Cloud Technology: Why you should be investing
In the wake of the Forbes Cloud 100, our Innovation Director Dave Pattman looks at cloud technology. Specifically, its role in a surprisingly...
Customer service and customer experience are often used interchangeably in many business journals. Serving customers creates the experience of the brand and therefore customer experience is customer service, but this is wrong and in the present complex environment it is short-sighted.
Recent KPMG research published in Econsultancy indicated that the travel industry is one of the leading areas in using the customer experience as a key differentiator. Improving the experience is a strategic priority for travel companies such as airlines, hotels, and cruise operators because travel is experiential – we know the difference between a full-service and budget airline, or an economy seat at the back of the plane and a first class flatbed at the front. The same plane gets the traveller to the same destination, but with a very different experience of the brand.
Research demonstrates that travel brands interacting personally with customers see around a 40% increase in spend from those customers. Personal interactions create a connection and this creates increased loyalty.
Virgin Holidays has found that by discarding the old image of a travel agent, they have dramatically increased their high street business. Conventional wisdom suggests that the high street travel agent should already have died out, thanks to the Internet. But, Virgin Holidays has found that by recreating the feeling of being inside an airport departure lounge they can make the process of booking a holiday become a part of the holiday itself.
Almost every airline is now offering very specific travel information on services & delays with apps and by supplying Google with flight information. Travellers can locate their flight and get news on delays in a way that was unthinkable just a few years ago, transforming the entire travel experience.
All this demonstrates that the process of how the customer experiences the brand, from learning about a service to using it, is far more important than just planning the customer service channel itself.

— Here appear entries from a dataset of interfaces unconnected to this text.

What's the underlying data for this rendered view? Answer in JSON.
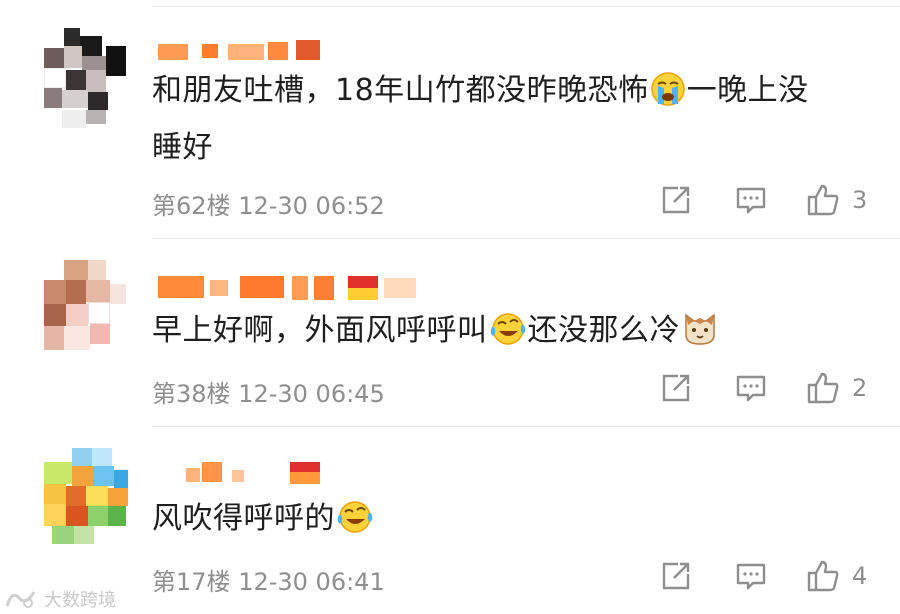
{
  "comments": [
    {
      "text_line1": "和朋友吐槽，18年山竹都没昨晚恐怖",
      "text_line1b": "一晚上没",
      "text_line2": "睡好",
      "floor": "第62楼",
      "time": "12-30 06:52",
      "likes": "3",
      "emoji1": "loudly-crying-face"
    },
    {
      "text_a": "早上好啊，外面风呼呼叫",
      "text_b": "还没那么冷",
      "floor": "第38楼",
      "time": "12-30 06:45",
      "likes": "2",
      "emoji1": "tears-of-joy-face",
      "emoji2": "cat-face"
    },
    {
      "text_a": "风吹得呼呼的",
      "floor": "第17楼",
      "time": "12-30 06:41",
      "likes": "4",
      "emoji1": "tears-of-joy-face"
    }
  ],
  "watermark": {
    "text": "大数跨境"
  },
  "colors": {
    "text": "#1f1f1f",
    "meta": "#8e8e8e",
    "username_blur": "#ff8a3d",
    "divider": "#e6e6e6"
  }
}
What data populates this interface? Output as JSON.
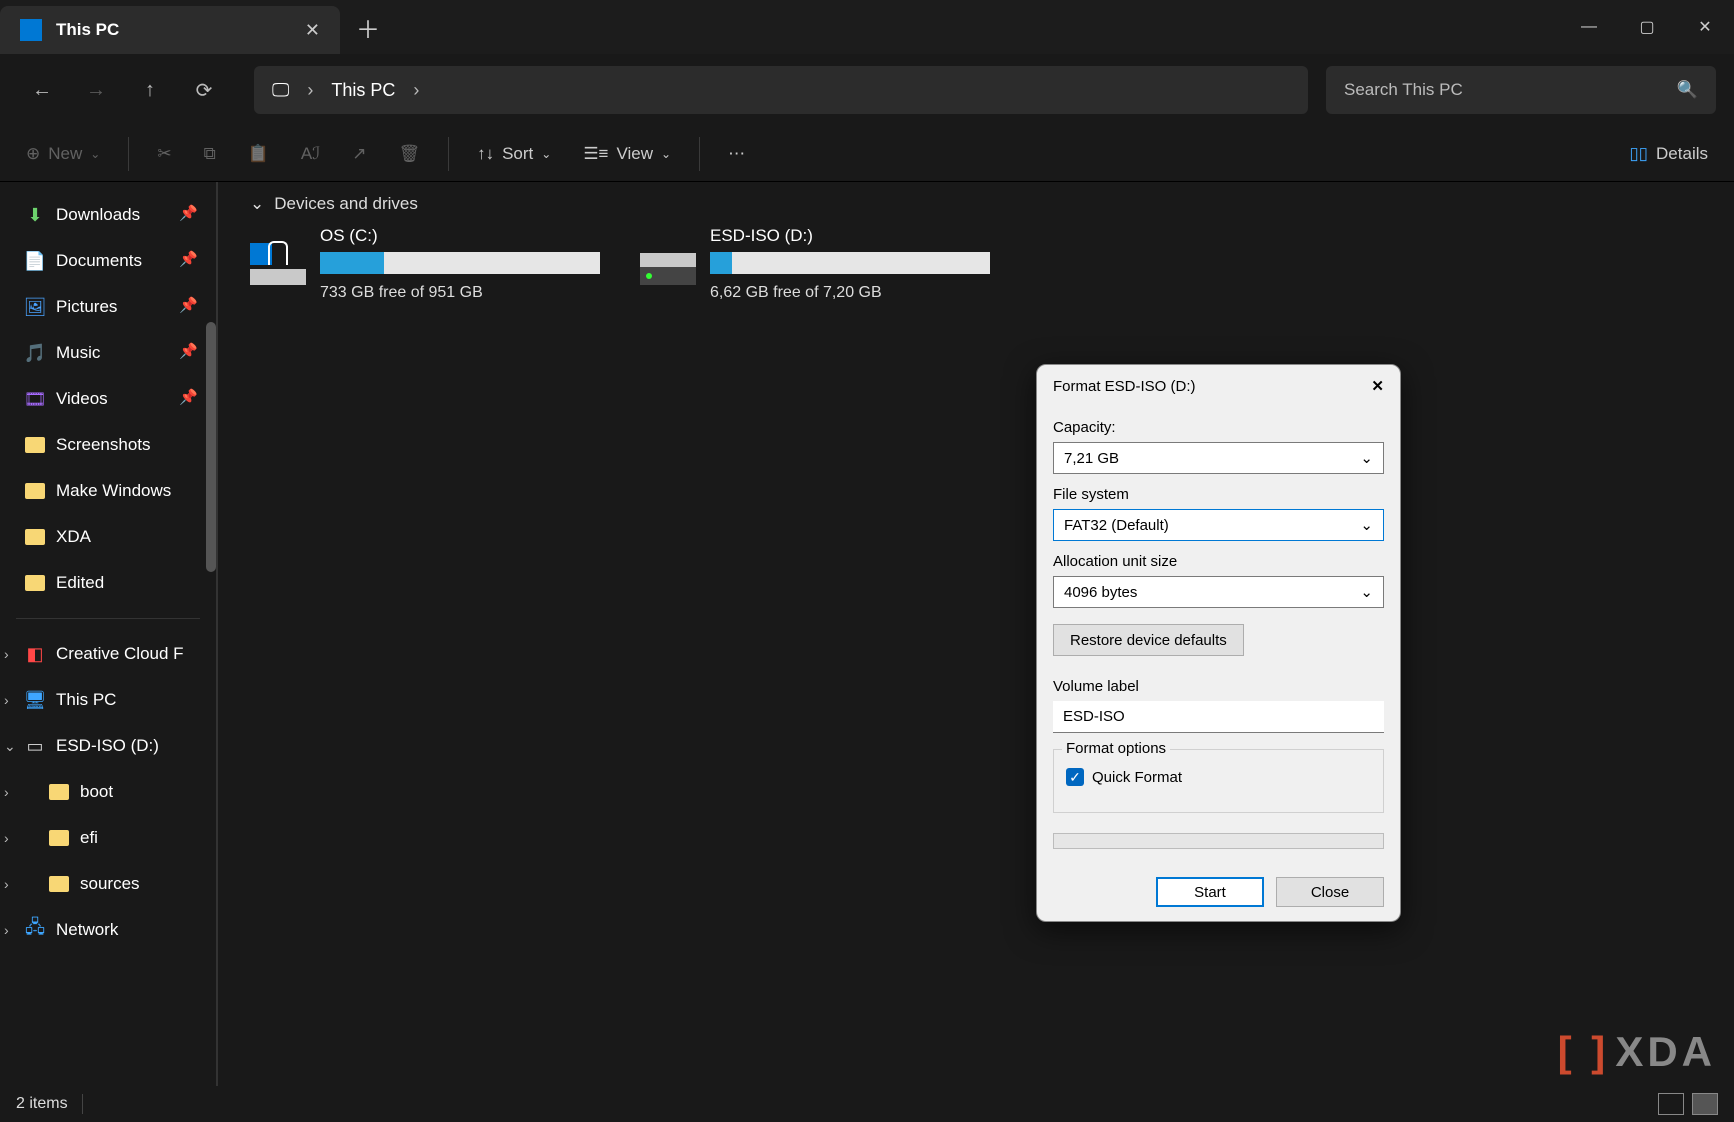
{
  "window": {
    "tab_title": "This PC",
    "address": {
      "root_icon": "monitor",
      "path": "This PC"
    },
    "search_placeholder": "Search This PC"
  },
  "toolbar": {
    "new_label": "New",
    "sort_label": "Sort",
    "view_label": "View",
    "details_label": "Details"
  },
  "sidebar": {
    "quick": [
      {
        "label": "Downloads",
        "icon": "download",
        "pinned": true
      },
      {
        "label": "Documents",
        "icon": "document",
        "pinned": true
      },
      {
        "label": "Pictures",
        "icon": "pictures",
        "pinned": true
      },
      {
        "label": "Music",
        "icon": "music",
        "pinned": true
      },
      {
        "label": "Videos",
        "icon": "videos",
        "pinned": true
      },
      {
        "label": "Screenshots",
        "icon": "folder"
      },
      {
        "label": "Make Windows",
        "icon": "folder"
      },
      {
        "label": "XDA",
        "icon": "folder"
      },
      {
        "label": "Edited",
        "icon": "folder"
      }
    ],
    "tree": [
      {
        "label": "Creative Cloud F",
        "icon": "cc",
        "expandable": true,
        "expanded": false
      },
      {
        "label": "This PC",
        "icon": "pc",
        "expandable": true,
        "expanded": false
      },
      {
        "label": "ESD-ISO (D:)",
        "icon": "drive",
        "expandable": true,
        "expanded": true,
        "children": [
          {
            "label": "boot"
          },
          {
            "label": "efi"
          },
          {
            "label": "sources"
          }
        ]
      },
      {
        "label": "Network",
        "icon": "network",
        "expandable": true,
        "expanded": false
      }
    ]
  },
  "content": {
    "group_header": "Devices and drives",
    "drives": [
      {
        "name": "OS (C:)",
        "subtitle": "733 GB free of 951 GB",
        "fill_pct": 23,
        "icon": "os-drive"
      },
      {
        "name": "ESD-ISO (D:)",
        "subtitle": "6,62 GB free of 7,20 GB",
        "fill_pct": 8,
        "icon": "usb-drive"
      }
    ]
  },
  "dialog": {
    "title": "Format ESD-ISO (D:)",
    "capacity_label": "Capacity:",
    "capacity_value": "7,21 GB",
    "filesystem_label": "File system",
    "filesystem_value": "FAT32 (Default)",
    "allocation_label": "Allocation unit size",
    "allocation_value": "4096 bytes",
    "restore_label": "Restore device defaults",
    "volume_label": "Volume label",
    "volume_value": "ESD-ISO",
    "options_label": "Format options",
    "quick_format_label": "Quick Format",
    "quick_format_checked": true,
    "start_label": "Start",
    "close_label": "Close"
  },
  "statusbar": {
    "text": "2 items"
  },
  "watermark": {
    "text": "XDA"
  }
}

How a customer interacts with a brand is now far more important than just how they call for information or help. Planning for a smooth experience all the way through the customer journey naturally improves customer service, regardless of the interaction channel chosen by the customer. What are your thoughts on customer experience versus customer service? Are they interchangeable? Leave a comment below, or get in touch on LinkedIn.